In the first few weeks I distracted myself with the television and the radio, anything to get a sense of a world beyond my four walls. During the day I’d talk with my next-door neighbour through the gap in the pipes at the end of the cell. It was at night I’d struggle with my thoughts. It’s an understatement to say the next few months were a challenge. I’d think, and think, and think. I’d think about the mistakes I had made, how they had affected people, I’d think about my family, the events that led to my situation. I wondered if it would be like this forever. It was sending me crazy. I knew I had to change, and that I’d need to teach myself how.
And then an unexpected opportunity presented itself – a pencil.
An officer had left a pencil in my cell by accident, I used it to write down my thoughts and feelings onto any scrap of paper I could gather. It took the negative thoughts out of my head, and by seeing them in front of me, it somehow helped me to understand where they might have come from, how I could change them. I began making drawings of my cell, I’d draw the sink, the bed, the window, anything in front of me. When I ran out of paper, I would draw into bars of standard prison issue soap. The soap was free on the wing and it was much more accessible than a piece of paper.
Funnily enough, I didn’t see myself as an artist, I found a creative side within me. I didn’t know anything about art, I don’t even think I liked art much at the time but I knew that making was helping me.

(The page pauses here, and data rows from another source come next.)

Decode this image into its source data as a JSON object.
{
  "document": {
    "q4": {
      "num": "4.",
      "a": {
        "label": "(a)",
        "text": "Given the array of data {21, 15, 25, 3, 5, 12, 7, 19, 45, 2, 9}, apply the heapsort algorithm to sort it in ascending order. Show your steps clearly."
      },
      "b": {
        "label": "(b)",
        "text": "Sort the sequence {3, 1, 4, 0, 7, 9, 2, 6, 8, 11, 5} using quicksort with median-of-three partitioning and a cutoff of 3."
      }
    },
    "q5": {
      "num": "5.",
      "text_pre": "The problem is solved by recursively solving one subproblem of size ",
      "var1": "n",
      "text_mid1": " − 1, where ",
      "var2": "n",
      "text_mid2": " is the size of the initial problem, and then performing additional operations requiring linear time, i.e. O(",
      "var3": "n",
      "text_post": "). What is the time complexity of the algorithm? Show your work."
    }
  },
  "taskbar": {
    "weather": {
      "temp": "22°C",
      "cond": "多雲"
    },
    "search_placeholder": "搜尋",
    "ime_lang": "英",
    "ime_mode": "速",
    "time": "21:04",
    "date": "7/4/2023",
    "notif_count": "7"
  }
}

A few months later I was sentenced, avoiding the dreaded indeterminate sentence. This time I moved prisons again. In the new prison I had access to more arts materials, more time out of my cell. Officers and other inmates saw my drawings and soon started to give me photographs of their loved ones and pets to draw. They’d ‘pay’ me in toiletries and food. Looking back, I guess these were my first commissions.
It’s odd thinking back to those times. It feels like a different me then, and yet those times, and the isolation, have contributed to the person and the artist I am today. I’ve been out of prison for ten years now, have completed a BA degree in Fine Art, with support from the Longford Trust, got a postgraduate at the Royal Drawing School. I now have a much sought-after job with Koestler Arts – encouraging people in prisons and other secure settings to engage in the arts. I am proud to say I have achieved what many artists never manage, exhibiting in the prestigious Royal Academy, Northern Gallery for Contemporary Art, Christie’s, the upmarket auction house and the Royal Festival Hall. And I am now a mentor for an artist through the Longford Trust who is studying a distance -learning degree in prison. I often think about what life is like for him being creative in his prison, I can see confinement shapes his work.
As we all face the isolation of coronavirus and restrictions in our daily lives and relationships I wouldn’t wish this uncertain period of confinement on anyone. One silver- lining is perhaps the insight it offers, a window into imprisonment. The lack of control, unable to go out when you feel like it, prevented from learning in a classroom or library when you choose, no longer seeing or hugging a grandparent –the punishing impact of not doing what used to be normal. I hope and trust we will all dig deep in this coronavirus, finding some hidden talents – as myself and my mentee have done with art. Spare a thought for the 80, 0000 plus men, women and children in overcrowded, often dirty prisons across England and Wales who know isolation and resourcefulness all too well. Next time someone says prison is too ‘soft’ remember this time and remind them what it felt like during the coronavirus crisis.
Find out more about Lee and his hand-made book An Inside Story, a hand bound with prison bedsheets and visitation shirts here: https://www.koestlerarts.org.uk/shop/books/an-inside-story/